PROBLEM STATEMENT ::
The entries below are to be repeated exactly, and their pictures left out.

ENTRIES PROVIDED section start

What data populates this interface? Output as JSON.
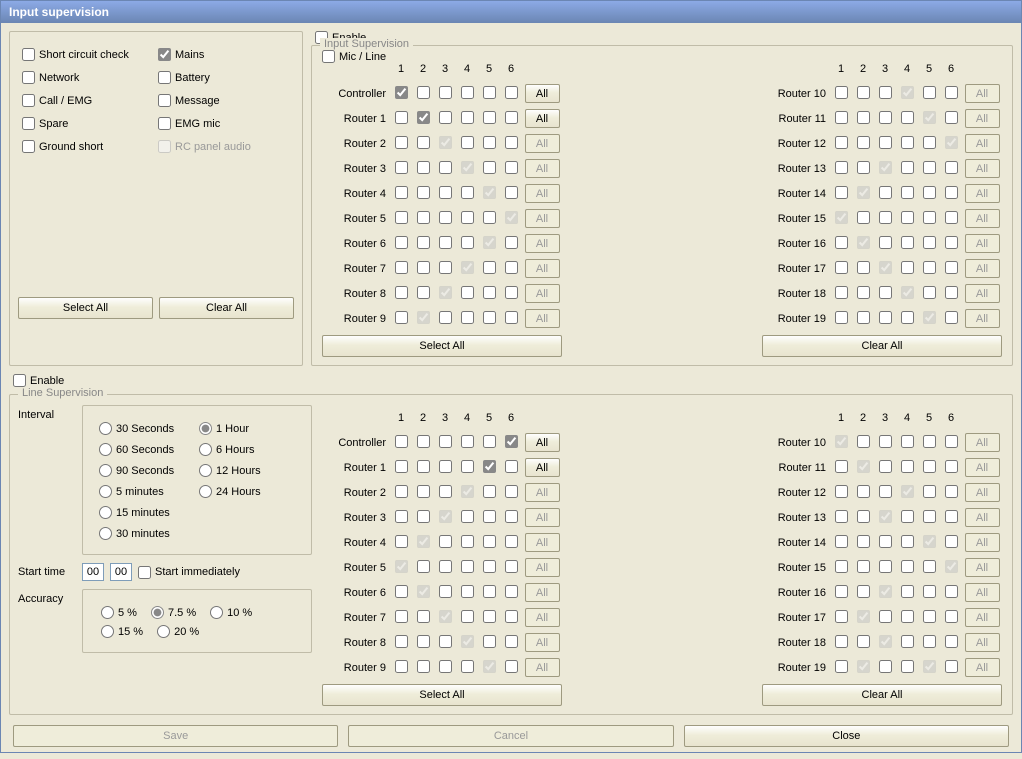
{
  "window_title": "Input supervision",
  "checks": {
    "short_circuit": "Short circuit check",
    "mains": "Mains",
    "network": "Network",
    "battery": "Battery",
    "call_emg": "Call / EMG",
    "message": "Message",
    "spare": "Spare",
    "emg_mic": "EMG mic",
    "ground_short": "Ground short",
    "rc_panel_audio": "RC panel audio"
  },
  "btns": {
    "select_all": "Select All",
    "clear_all": "Clear All",
    "all": "All",
    "save": "Save",
    "cancel": "Cancel",
    "close": "Close"
  },
  "labels": {
    "enable": "Enable",
    "input_supervision": "Input Supervision",
    "mic_line": "Mic / Line",
    "line_supervision": "Line Supervision",
    "interval": "Interval",
    "start_time": "Start time",
    "start_immediately": "Start immediately",
    "accuracy": "Accuracy",
    "controller": "Controller"
  },
  "router_prefix": "Router ",
  "columns": [
    "1",
    "2",
    "3",
    "4",
    "5",
    "6"
  ],
  "intervals": [
    "30 Seconds",
    "1 Hour",
    "60 Seconds",
    "6 Hours",
    "90 Seconds",
    "12 Hours",
    "5 minutes",
    "24 Hours",
    "15 minutes",
    "",
    "30 minutes",
    ""
  ],
  "accuracy_opts": [
    "5 %",
    "7.5 %",
    "10 %",
    "15 %",
    "20 %"
  ],
  "start_time_vals": [
    "00",
    "00"
  ],
  "input_sup": {
    "left": [
      {
        "label": "Controller",
        "checks": [
          true,
          false,
          false,
          false,
          false,
          false
        ],
        "all_enabled": true
      },
      {
        "label": "Router 1",
        "checks": [
          false,
          true,
          false,
          false,
          false,
          false
        ],
        "all_enabled": true
      },
      {
        "label": "Router 2",
        "checks": [
          false,
          false,
          "g",
          false,
          false,
          false
        ],
        "all_enabled": false
      },
      {
        "label": "Router 3",
        "checks": [
          false,
          false,
          false,
          "g",
          false,
          false
        ],
        "all_enabled": false
      },
      {
        "label": "Router 4",
        "checks": [
          false,
          false,
          false,
          false,
          "g",
          false
        ],
        "all_enabled": false
      },
      {
        "label": "Router 5",
        "checks": [
          false,
          false,
          false,
          false,
          false,
          "g"
        ],
        "all_enabled": false
      },
      {
        "label": "Router 6",
        "checks": [
          false,
          false,
          false,
          false,
          "g",
          false
        ],
        "all_enabled": false
      },
      {
        "label": "Router 7",
        "checks": [
          false,
          false,
          false,
          "g",
          false,
          false
        ],
        "all_enabled": false
      },
      {
        "label": "Router 8",
        "checks": [
          false,
          false,
          "g",
          false,
          false,
          false
        ],
        "all_enabled": false
      },
      {
        "label": "Router 9",
        "checks": [
          false,
          "g",
          false,
          false,
          false,
          false
        ],
        "all_enabled": false
      }
    ],
    "right": [
      {
        "label": "Router 10",
        "checks": [
          false,
          false,
          false,
          "g",
          false,
          false
        ],
        "all_enabled": false
      },
      {
        "label": "Router 11",
        "checks": [
          false,
          false,
          false,
          false,
          "g",
          false
        ],
        "all_enabled": false
      },
      {
        "label": "Router 12",
        "checks": [
          false,
          false,
          false,
          false,
          false,
          "g"
        ],
        "all_enabled": false
      },
      {
        "label": "Router 13",
        "checks": [
          false,
          false,
          "g",
          false,
          false,
          false
        ],
        "all_enabled": false
      },
      {
        "label": "Router 14",
        "checks": [
          false,
          "g",
          false,
          false,
          false,
          false
        ],
        "all_enabled": false
      },
      {
        "label": "Router 15",
        "checks": [
          "g",
          false,
          false,
          false,
          false,
          false
        ],
        "all_enabled": false
      },
      {
        "label": "Router 16",
        "checks": [
          false,
          "g",
          false,
          false,
          false,
          false
        ],
        "all_enabled": false
      },
      {
        "label": "Router 17",
        "checks": [
          false,
          false,
          "g",
          false,
          false,
          false
        ],
        "all_enabled": false
      },
      {
        "label": "Router 18",
        "checks": [
          false,
          false,
          false,
          "g",
          false,
          false
        ],
        "all_enabled": false
      },
      {
        "label": "Router 19",
        "checks": [
          false,
          false,
          false,
          false,
          "g",
          false
        ],
        "all_enabled": false
      }
    ]
  },
  "line_sup": {
    "left": [
      {
        "label": "Controller",
        "checks": [
          false,
          false,
          false,
          false,
          false,
          true
        ],
        "all_enabled": true
      },
      {
        "label": "Router 1",
        "checks": [
          false,
          false,
          false,
          false,
          true,
          false
        ],
        "all_enabled": true
      },
      {
        "label": "Router 2",
        "checks": [
          false,
          false,
          false,
          "g",
          false,
          false
        ],
        "all_enabled": false
      },
      {
        "label": "Router 3",
        "checks": [
          false,
          false,
          "g",
          false,
          false,
          false
        ],
        "all_enabled": false
      },
      {
        "label": "Router 4",
        "checks": [
          false,
          "g",
          false,
          false,
          false,
          false
        ],
        "all_enabled": false
      },
      {
        "label": "Router 5",
        "checks": [
          "g",
          false,
          false,
          false,
          false,
          false
        ],
        "all_enabled": false
      },
      {
        "label": "Router 6",
        "checks": [
          false,
          "g",
          false,
          false,
          false,
          false
        ],
        "all_enabled": false
      },
      {
        "label": "Router 7",
        "checks": [
          false,
          false,
          "g",
          false,
          false,
          false
        ],
        "all_enabled": false
      },
      {
        "label": "Router 8",
        "checks": [
          false,
          false,
          false,
          "g",
          false,
          false
        ],
        "all_enabled": false
      },
      {
        "label": "Router 9",
        "checks": [
          false,
          false,
          false,
          false,
          "g",
          false
        ],
        "all_enabled": false
      }
    ],
    "right": [
      {
        "label": "Router 10",
        "checks": [
          "g",
          false,
          false,
          false,
          false,
          false
        ],
        "all_enabled": false
      },
      {
        "label": "Router 11",
        "checks": [
          false,
          "g",
          false,
          false,
          false,
          false
        ],
        "all_enabled": false
      },
      {
        "label": "Router 12",
        "checks": [
          false,
          false,
          false,
          "g",
          false,
          false
        ],
        "all_enabled": false
      },
      {
        "label": "Router 13",
        "checks": [
          false,
          false,
          "g",
          false,
          false,
          false
        ],
        "all_enabled": false
      },
      {
        "label": "Router 14",
        "checks": [
          false,
          false,
          false,
          false,
          "g",
          false
        ],
        "all_enabled": false
      },
      {
        "label": "Router 15",
        "checks": [
          false,
          false,
          false,
          false,
          false,
          "g"
        ],
        "all_enabled": false
      },
      {
        "label": "Router 16",
        "checks": [
          false,
          false,
          "g",
          false,
          false,
          false
        ],
        "all_enabled": false
      },
      {
        "label": "Router 17",
        "checks": [
          false,
          "g",
          false,
          false,
          false,
          false
        ],
        "all_enabled": false
      },
      {
        "label": "Router 18",
        "checks": [
          false,
          false,
          "g",
          false,
          false,
          false
        ],
        "all_enabled": false
      },
      {
        "label": "Router 19",
        "checks": [
          false,
          "g",
          false,
          false,
          "g",
          false
        ],
        "all_enabled": false
      }
    ]
  },
  "interval_sel": 1,
  "accuracy_sel": 1,
  "chart_data": null
}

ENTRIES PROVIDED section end

SOLUTION TO THIS TASK ::
What data populates this interface? Output as JSON.
{
  "window_title": "Input supervision",
  "checks": {
    "short_circuit": "Short circuit check",
    "mains": "Mains",
    "network": "Network",
    "battery": "Battery",
    "call_emg": "Call / EMG",
    "message": "Message",
    "spare": "Spare",
    "emg_mic": "EMG mic",
    "ground_short": "Ground short",
    "rc_panel_audio": "RC panel audio"
  },
  "btns": {
    "select_all": "Select All",
    "clear_all": "Clear All",
    "all": "All",
    "save": "Save",
    "cancel": "Cancel",
    "close": "Close"
  },
  "labels": {
    "enable": "Enable",
    "input_supervision": "Input Supervision",
    "mic_line": "Mic / Line",
    "line_supervision": "Line Supervision",
    "interval": "Interval",
    "start_time": "Start time",
    "start_immediately": "Start immediately",
    "accuracy": "Accuracy",
    "controller": "Controller"
  },
  "router_prefix": "Router ",
  "columns": [
    "1",
    "2",
    "3",
    "4",
    "5",
    "6"
  ],
  "intervals": [
    "30 Seconds",
    "1 Hour",
    "60 Seconds",
    "6 Hours",
    "90 Seconds",
    "12 Hours",
    "5 minutes",
    "24 Hours",
    "15 minutes",
    "",
    "30 minutes",
    ""
  ],
  "accuracy_opts": [
    "5 %",
    "7.5 %",
    "10 %",
    "15 %",
    "20 %"
  ],
  "start_time_vals": [
    "00",
    "00"
  ],
  "input_sup": {
    "left": [
      {
        "label": "Controller",
        "checks": [
          true,
          false,
          false,
          false,
          false,
          false
        ],
        "all_enabled": true
      },
      {
        "label": "Router 1",
        "checks": [
          false,
          true,
          false,
          false,
          false,
          false
        ],
        "all_enabled": true
      },
      {
        "label": "Router 2",
        "checks": [
          false,
          false,
          "g",
          false,
          false,
          false
        ],
        "all_enabled": false
      },
      {
        "label": "Router 3",
        "checks": [
          false,
          false,
          false,
          "g",
          false,
          false
        ],
        "all_enabled": false
      },
      {
        "label": "Router 4",
        "checks": [
          false,
          false,
          false,
          false,
          "g",
          false
        ],
        "all_enabled": false
      },
      {
        "label": "Router 5",
        "checks": [
          false,
          false,
          false,
          false,
          false,
          "g"
        ],
        "all_enabled": false
      },
      {
        "label": "Router 6",
        "checks": [
          false,
          false,
          false,
          false,
          "g",
          false
        ],
        "all_enabled": false
      },
      {
        "label": "Router 7",
        "checks": [
          false,
          false,
          false,
          "g",
          false,
          false
        ],
        "all_enabled": false
      },
      {
        "label": "Router 8",
        "checks": [
          false,
          false,
          "g",
          false,
          false,
          false
        ],
        "all_enabled": false
      },
      {
        "label": "Router 9",
        "checks": [
          false,
          "g",
          false,
          false,
          false,
          false
        ],
        "all_enabled": false
      }
    ],
    "right": [
      {
        "label": "Router 10",
        "checks": [
          false,
          false,
          false,
          "g",
          false,
          false
        ],
        "all_enabled": false
      },
      {
        "label": "Router 11",
        "checks": [
          false,
          false,
          false,
          false,
          "g",
          false
        ],
        "all_enabled": false
      },
      {
        "label": "Router 12",
        "checks": [
          false,
          false,
          false,
          false,
          false,
          "g"
        ],
        "all_enabled": false
      },
      {
        "label": "Router 13",
        "checks": [
          false,
          false,
          "g",
          false,
          false,
          false
        ],
        "all_enabled": false
      },
      {
        "label": "Router 14",
        "checks": [
          false,
          "g",
          false,
          false,
          false,
          false
        ],
        "all_enabled": false
      },
      {
        "label": "Router 15",
        "checks": [
          "g",
          false,
          false,
          false,
          false,
          false
        ],
        "all_enabled": false
      },
      {
        "label": "Router 16",
        "checks": [
          false,
          "g",
          false,
          false,
          false,
          false
        ],
        "all_enabled": false
      },
      {
        "label": "Router 17",
        "checks": [
          false,
          false,
          "g",
          false,
          false,
          false
        ],
        "all_enabled": false
      },
      {
        "label": "Router 18",
        "checks": [
          false,
          false,
          false,
          "g",
          false,
          false
        ],
        "all_enabled": false
      },
      {
        "label": "Router 19",
        "checks": [
          false,
          false,
          false,
          false,
          "g",
          false
        ],
        "all_enabled": false
      }
    ]
  },
  "line_sup": {
    "left": [
      {
        "label": "Controller",
        "checks": [
          false,
          false,
          false,
          false,
          false,
          true
        ],
        "all_enabled": true
      },
      {
        "label": "Router 1",
        "checks": [
          false,
          false,
          false,
          false,
          true,
          false
        ],
        "all_enabled": true
      },
      {
        "label": "Router 2",
        "checks": [
          false,
          false,
          false,
          "g",
          false,
          false
        ],
        "all_enabled": false
      },
      {
        "label": "Router 3",
        "checks": [
          false,
          false,
          "g",
          false,
          false,
          false
        ],
        "all_enabled": false
      },
      {
        "label": "Router 4",
        "checks": [
          false,
          "g",
          false,
          false,
          false,
          false
        ],
        "all_enabled": false
      },
      {
        "label": "Router 5",
        "checks": [
          "g",
          false,
          false,
          false,
          false,
          false
        ],
        "all_enabled": false
      },
      {
        "label": "Router 6",
        "checks": [
          false,
          "g",
          false,
          false,
          false,
          false
        ],
        "all_enabled": false
      },
      {
        "label": "Router 7",
        "checks": [
          false,
          false,
          "g",
          false,
          false,
          false
        ],
        "all_enabled": false
      },
      {
        "label": "Router 8",
        "checks": [
          false,
          false,
          false,
          "g",
          false,
          false
        ],
        "all_enabled": false
      },
      {
        "label": "Router 9",
        "checks": [
          false,
          false,
          false,
          false,
          "g",
          false
        ],
        "all_enabled": false
      }
    ],
    "right": [
      {
        "label": "Router 10",
        "checks": [
          "g",
          false,
          false,
          false,
          false,
          false
        ],
        "all_enabled": false
      },
      {
        "label": "Router 11",
        "checks": [
          false,
          "g",
          false,
          false,
          false,
          false
        ],
        "all_enabled": false
      },
      {
        "label": "Router 12",
        "checks": [
          false,
          false,
          false,
          "g",
          false,
          false
        ],
        "all_enabled": false
      },
      {
        "label": "Router 13",
        "checks": [
          false,
          false,
          "g",
          false,
          false,
          false
        ],
        "all_enabled": false
      },
      {
        "label": "Router 14",
        "checks": [
          false,
          false,
          false,
          false,
          "g",
          false
        ],
        "all_enabled": false
      },
      {
        "label": "Router 15",
        "checks": [
          false,
          false,
          false,
          false,
          false,
          "g"
        ],
        "all_enabled": false
      },
      {
        "label": "Router 16",
        "checks": [
          false,
          false,
          "g",
          false,
          false,
          false
        ],
        "all_enabled": false
      },
      {
        "label": "Router 17",
        "checks": [
          false,
          "g",
          false,
          false,
          false,
          false
        ],
        "all_enabled": false
      },
      {
        "label": "Router 18",
        "checks": [
          false,
          false,
          "g",
          false,
          false,
          false
        ],
        "all_enabled": false
      },
      {
        "label": "Router 19",
        "checks": [
          false,
          "g",
          false,
          false,
          "g",
          false
        ],
        "all_enabled": false
      }
    ]
  },
  "interval_sel": 1,
  "accuracy_sel": 1,
  "chart_data": null
}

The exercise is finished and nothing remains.